## TASK DIRECTIONS
An exact reproduction of the data below is expected, free of images.

Entries from a dataset of interfaces:
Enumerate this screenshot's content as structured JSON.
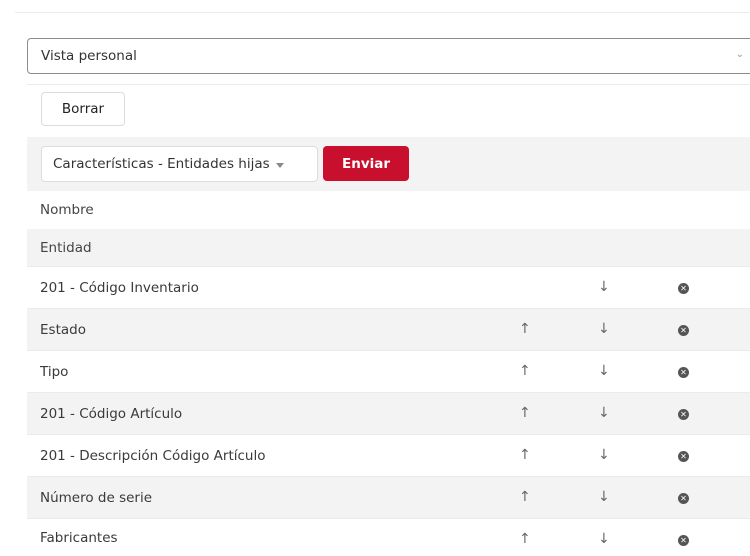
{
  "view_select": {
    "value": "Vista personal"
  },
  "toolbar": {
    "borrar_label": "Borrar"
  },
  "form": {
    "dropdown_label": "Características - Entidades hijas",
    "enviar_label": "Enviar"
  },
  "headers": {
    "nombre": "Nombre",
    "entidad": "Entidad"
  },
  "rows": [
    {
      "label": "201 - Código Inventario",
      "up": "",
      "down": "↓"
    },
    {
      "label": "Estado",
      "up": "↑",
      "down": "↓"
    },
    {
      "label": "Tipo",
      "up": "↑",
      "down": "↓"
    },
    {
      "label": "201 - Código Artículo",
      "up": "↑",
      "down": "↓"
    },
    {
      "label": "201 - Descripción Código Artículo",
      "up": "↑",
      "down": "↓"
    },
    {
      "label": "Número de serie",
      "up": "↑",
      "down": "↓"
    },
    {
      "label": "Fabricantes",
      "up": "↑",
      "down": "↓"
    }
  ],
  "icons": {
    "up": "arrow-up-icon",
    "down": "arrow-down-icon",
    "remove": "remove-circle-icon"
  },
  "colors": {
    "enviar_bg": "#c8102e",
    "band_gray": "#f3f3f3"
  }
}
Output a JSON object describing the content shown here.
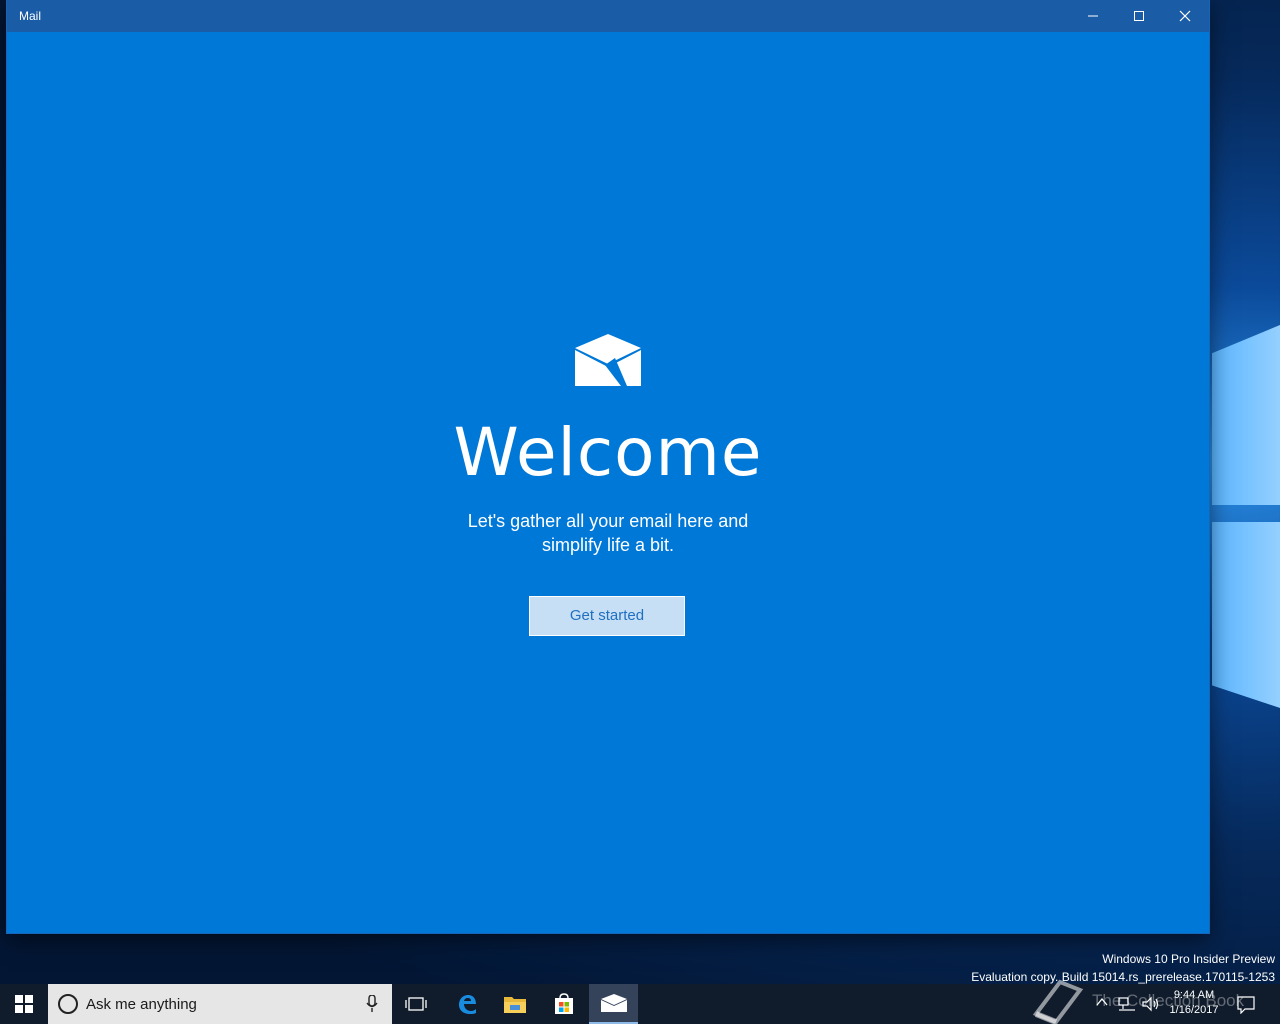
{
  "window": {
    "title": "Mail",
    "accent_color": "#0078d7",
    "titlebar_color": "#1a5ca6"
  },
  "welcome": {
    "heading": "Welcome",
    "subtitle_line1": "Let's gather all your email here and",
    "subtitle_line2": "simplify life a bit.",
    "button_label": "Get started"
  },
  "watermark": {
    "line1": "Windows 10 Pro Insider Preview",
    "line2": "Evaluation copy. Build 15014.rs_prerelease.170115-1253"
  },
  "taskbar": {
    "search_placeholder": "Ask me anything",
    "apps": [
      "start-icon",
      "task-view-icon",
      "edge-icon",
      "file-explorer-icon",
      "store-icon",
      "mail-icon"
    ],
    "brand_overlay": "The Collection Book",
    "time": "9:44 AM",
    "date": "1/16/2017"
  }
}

## ANSWER TO THE PROBLEM
Enumerate this screenshot's content as structured JSON.
{
  "view_select": {
    "value": "Vista personal"
  },
  "toolbar": {
    "borrar_label": "Borrar"
  },
  "form": {
    "dropdown_label": "Características - Entidades hijas",
    "enviar_label": "Enviar"
  },
  "headers": {
    "nombre": "Nombre",
    "entidad": "Entidad"
  },
  "rows": [
    {
      "label": "201 - Código Inventario",
      "up": "",
      "down": "↓"
    },
    {
      "label": "Estado",
      "up": "↑",
      "down": "↓"
    },
    {
      "label": "Tipo",
      "up": "↑",
      "down": "↓"
    },
    {
      "label": "201 - Código Artículo",
      "up": "↑",
      "down": "↓"
    },
    {
      "label": "201 - Descripción Código Artículo",
      "up": "↑",
      "down": "↓"
    },
    {
      "label": "Número de serie",
      "up": "↑",
      "down": "↓"
    },
    {
      "label": "Fabricantes",
      "up": "↑",
      "down": "↓"
    }
  ],
  "icons": {
    "up": "arrow-up-icon",
    "down": "arrow-down-icon",
    "remove": "remove-circle-icon"
  },
  "colors": {
    "enviar_bg": "#c8102e",
    "band_gray": "#f3f3f3"
  }
}
Output a JSON object describing the content shown here.
{
  "window": {
    "title": "Mail",
    "accent_color": "#0078d7",
    "titlebar_color": "#1a5ca6"
  },
  "welcome": {
    "heading": "Welcome",
    "subtitle_line1": "Let's gather all your email here and",
    "subtitle_line2": "simplify life a bit.",
    "button_label": "Get started"
  },
  "watermark": {
    "line1": "Windows 10 Pro Insider Preview",
    "line2": "Evaluation copy. Build 15014.rs_prerelease.170115-1253"
  },
  "taskbar": {
    "search_placeholder": "Ask me anything",
    "apps": [
      "start-icon",
      "task-view-icon",
      "edge-icon",
      "file-explorer-icon",
      "store-icon",
      "mail-icon"
    ],
    "brand_overlay": "The Collection Book",
    "time": "9:44 AM",
    "date": "1/16/2017"
  }
}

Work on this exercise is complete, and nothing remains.